# REQUIRED WORK
Wherever "screenshot" shows up in the records below, copy the whole line.

# RAW DATA

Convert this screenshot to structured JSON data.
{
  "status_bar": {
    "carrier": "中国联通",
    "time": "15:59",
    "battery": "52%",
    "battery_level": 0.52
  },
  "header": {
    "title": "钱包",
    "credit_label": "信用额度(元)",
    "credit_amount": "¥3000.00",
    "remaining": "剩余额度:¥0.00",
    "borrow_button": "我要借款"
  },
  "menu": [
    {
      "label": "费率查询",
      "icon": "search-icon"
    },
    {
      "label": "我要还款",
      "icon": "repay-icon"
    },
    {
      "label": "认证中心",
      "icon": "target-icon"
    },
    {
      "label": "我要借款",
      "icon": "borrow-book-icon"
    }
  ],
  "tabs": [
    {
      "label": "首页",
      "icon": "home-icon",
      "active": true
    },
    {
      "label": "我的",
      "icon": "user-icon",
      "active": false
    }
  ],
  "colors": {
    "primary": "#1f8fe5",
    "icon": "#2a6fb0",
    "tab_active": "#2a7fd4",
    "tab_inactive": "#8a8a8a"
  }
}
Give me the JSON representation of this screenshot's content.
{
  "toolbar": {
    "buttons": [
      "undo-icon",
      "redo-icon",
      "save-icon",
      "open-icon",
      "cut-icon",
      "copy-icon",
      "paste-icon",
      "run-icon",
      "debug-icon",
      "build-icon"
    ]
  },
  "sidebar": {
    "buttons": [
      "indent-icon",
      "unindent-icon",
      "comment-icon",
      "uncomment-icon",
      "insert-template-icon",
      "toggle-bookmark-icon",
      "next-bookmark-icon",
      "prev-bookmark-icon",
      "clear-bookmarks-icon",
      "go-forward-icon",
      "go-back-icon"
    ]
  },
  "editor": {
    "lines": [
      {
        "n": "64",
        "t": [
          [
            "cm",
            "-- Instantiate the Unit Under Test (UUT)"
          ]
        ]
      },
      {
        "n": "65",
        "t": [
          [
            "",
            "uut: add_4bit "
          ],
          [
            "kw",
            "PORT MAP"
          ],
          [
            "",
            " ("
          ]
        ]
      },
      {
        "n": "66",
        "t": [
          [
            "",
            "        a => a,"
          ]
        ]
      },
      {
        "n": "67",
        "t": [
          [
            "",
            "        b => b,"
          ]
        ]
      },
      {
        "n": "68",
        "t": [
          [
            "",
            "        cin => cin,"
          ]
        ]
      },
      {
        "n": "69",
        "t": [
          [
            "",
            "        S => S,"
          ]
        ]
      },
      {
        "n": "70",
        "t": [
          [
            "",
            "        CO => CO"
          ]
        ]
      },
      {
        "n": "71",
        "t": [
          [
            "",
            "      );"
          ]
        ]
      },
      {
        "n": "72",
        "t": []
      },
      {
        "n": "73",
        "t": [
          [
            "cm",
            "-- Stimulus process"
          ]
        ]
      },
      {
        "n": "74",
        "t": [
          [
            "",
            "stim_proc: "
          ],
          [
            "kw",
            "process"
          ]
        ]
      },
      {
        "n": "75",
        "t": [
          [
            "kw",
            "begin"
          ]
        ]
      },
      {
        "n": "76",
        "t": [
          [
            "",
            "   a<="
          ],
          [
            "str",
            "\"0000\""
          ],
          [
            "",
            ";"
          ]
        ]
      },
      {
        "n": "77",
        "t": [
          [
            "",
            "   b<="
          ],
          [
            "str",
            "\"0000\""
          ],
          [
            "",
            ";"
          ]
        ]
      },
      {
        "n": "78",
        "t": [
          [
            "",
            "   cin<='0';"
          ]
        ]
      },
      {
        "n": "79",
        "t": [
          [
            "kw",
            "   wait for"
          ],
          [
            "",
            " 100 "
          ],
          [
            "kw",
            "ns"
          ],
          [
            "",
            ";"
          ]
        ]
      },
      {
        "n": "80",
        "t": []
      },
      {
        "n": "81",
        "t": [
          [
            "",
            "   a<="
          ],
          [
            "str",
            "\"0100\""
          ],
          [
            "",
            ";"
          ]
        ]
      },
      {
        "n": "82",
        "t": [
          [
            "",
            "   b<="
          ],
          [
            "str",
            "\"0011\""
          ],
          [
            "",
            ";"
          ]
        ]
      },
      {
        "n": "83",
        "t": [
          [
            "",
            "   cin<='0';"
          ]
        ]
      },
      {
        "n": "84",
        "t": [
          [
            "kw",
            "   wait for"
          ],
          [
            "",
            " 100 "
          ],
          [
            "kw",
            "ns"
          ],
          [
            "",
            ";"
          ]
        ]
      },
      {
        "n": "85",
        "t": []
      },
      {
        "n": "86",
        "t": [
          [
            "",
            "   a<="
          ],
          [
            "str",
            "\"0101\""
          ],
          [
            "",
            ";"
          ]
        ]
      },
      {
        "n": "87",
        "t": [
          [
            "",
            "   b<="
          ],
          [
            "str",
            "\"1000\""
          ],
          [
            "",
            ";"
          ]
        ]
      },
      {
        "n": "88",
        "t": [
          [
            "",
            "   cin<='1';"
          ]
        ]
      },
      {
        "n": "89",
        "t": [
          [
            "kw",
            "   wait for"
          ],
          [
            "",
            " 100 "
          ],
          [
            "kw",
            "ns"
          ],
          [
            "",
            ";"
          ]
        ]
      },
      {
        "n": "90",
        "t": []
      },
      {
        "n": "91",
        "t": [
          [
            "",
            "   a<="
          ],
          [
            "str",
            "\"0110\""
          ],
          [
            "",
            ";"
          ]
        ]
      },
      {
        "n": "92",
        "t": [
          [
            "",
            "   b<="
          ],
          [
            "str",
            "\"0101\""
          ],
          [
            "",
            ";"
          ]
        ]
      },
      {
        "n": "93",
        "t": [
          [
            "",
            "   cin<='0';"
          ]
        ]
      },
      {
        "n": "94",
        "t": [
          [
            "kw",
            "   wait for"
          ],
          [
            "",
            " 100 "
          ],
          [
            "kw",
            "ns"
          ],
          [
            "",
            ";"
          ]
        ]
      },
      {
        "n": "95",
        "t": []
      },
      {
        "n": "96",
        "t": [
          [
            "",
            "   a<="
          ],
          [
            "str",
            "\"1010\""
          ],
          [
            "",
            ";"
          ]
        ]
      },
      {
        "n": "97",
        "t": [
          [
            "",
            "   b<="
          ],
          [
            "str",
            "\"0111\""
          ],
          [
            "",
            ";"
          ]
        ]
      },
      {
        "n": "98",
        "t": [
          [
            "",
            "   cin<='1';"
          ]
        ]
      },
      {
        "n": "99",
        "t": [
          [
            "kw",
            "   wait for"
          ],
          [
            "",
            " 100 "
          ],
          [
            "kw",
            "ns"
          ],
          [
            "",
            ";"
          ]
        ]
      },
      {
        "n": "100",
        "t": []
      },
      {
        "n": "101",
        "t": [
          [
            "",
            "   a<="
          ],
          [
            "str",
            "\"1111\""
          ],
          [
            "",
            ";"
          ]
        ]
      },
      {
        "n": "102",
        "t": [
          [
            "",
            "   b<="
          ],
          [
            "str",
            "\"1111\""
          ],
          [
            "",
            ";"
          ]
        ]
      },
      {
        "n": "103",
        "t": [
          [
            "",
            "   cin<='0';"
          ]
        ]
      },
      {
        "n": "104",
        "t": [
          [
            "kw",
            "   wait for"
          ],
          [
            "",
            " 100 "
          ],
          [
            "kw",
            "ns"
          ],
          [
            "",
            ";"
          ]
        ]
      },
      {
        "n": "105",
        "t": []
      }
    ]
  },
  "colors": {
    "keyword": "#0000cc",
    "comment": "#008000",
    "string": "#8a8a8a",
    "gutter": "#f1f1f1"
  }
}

# SOLVED EXERCISE
Convert this screenshot to structured JSON data.
Give me the JSON representation of this screenshot's content.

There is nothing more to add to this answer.